* Task instructions *
From the listing below, pull out the lines that hold "JSON".
··· Stored data
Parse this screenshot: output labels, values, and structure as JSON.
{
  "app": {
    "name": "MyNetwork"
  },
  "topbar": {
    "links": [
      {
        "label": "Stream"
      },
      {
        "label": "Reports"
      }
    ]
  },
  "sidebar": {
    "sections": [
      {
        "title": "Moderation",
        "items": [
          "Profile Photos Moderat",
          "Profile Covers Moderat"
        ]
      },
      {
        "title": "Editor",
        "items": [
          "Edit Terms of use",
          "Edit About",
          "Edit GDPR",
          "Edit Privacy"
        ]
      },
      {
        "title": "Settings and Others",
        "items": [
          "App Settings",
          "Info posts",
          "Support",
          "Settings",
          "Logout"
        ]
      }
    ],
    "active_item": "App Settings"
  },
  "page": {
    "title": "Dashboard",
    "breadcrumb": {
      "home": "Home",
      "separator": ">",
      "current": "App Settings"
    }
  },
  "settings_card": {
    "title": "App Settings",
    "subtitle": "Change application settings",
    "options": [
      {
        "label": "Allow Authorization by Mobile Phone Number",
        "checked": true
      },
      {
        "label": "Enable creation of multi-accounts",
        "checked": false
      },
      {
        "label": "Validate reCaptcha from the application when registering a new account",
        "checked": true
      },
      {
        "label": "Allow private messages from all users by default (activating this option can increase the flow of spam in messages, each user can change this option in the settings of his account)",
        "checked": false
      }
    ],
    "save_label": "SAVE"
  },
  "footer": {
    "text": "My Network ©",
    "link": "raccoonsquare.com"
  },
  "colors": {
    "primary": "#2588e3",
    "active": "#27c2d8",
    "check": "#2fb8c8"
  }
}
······
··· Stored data
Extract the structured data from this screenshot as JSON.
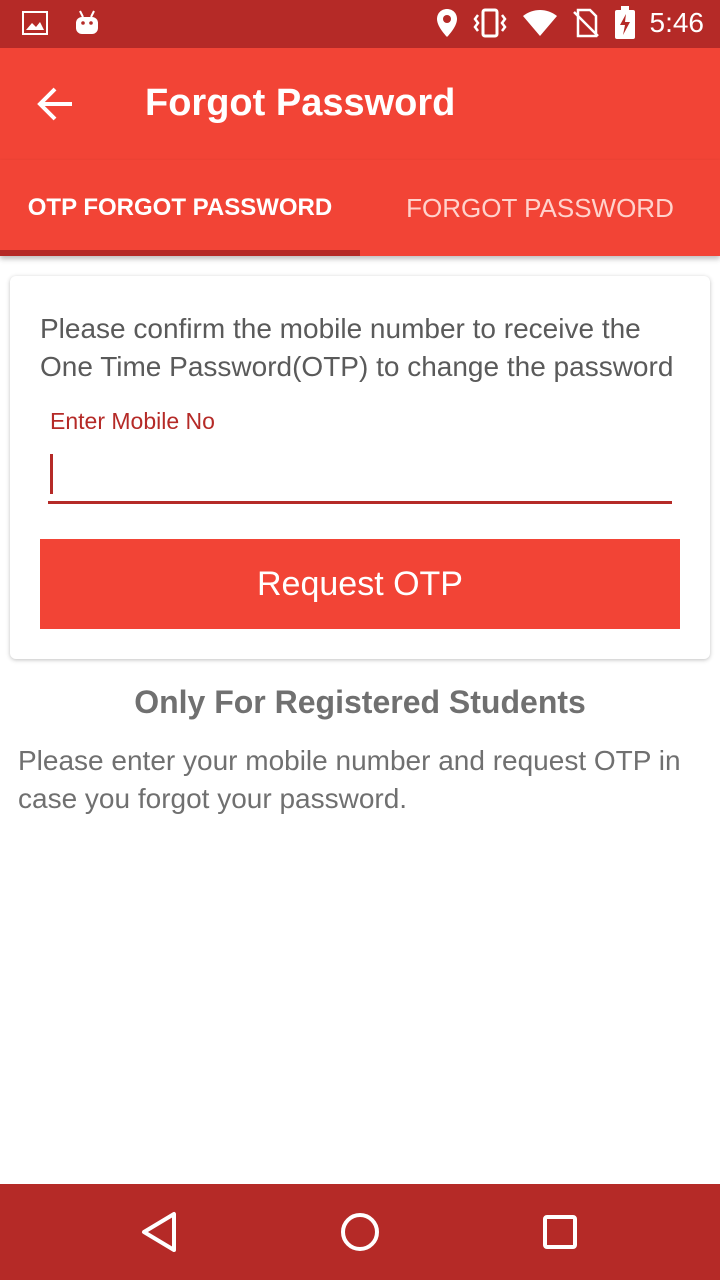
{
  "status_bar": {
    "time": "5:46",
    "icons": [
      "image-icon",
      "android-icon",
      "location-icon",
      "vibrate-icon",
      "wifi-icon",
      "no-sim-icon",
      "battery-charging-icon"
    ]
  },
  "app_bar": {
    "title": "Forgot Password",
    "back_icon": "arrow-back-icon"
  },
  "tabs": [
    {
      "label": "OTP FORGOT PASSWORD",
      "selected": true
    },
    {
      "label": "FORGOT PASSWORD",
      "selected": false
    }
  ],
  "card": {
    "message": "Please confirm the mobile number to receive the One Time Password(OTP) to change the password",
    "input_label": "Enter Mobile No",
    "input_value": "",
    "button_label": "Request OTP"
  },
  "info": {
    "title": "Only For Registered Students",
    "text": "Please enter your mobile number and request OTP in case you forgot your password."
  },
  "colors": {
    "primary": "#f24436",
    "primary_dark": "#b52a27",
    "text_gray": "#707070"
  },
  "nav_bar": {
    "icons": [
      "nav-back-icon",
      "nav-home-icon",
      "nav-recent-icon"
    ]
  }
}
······
* Finished task *
Parse this screenshot: output labels, values, and structure as JSON.
Extract the structured data from this screenshot as JSON.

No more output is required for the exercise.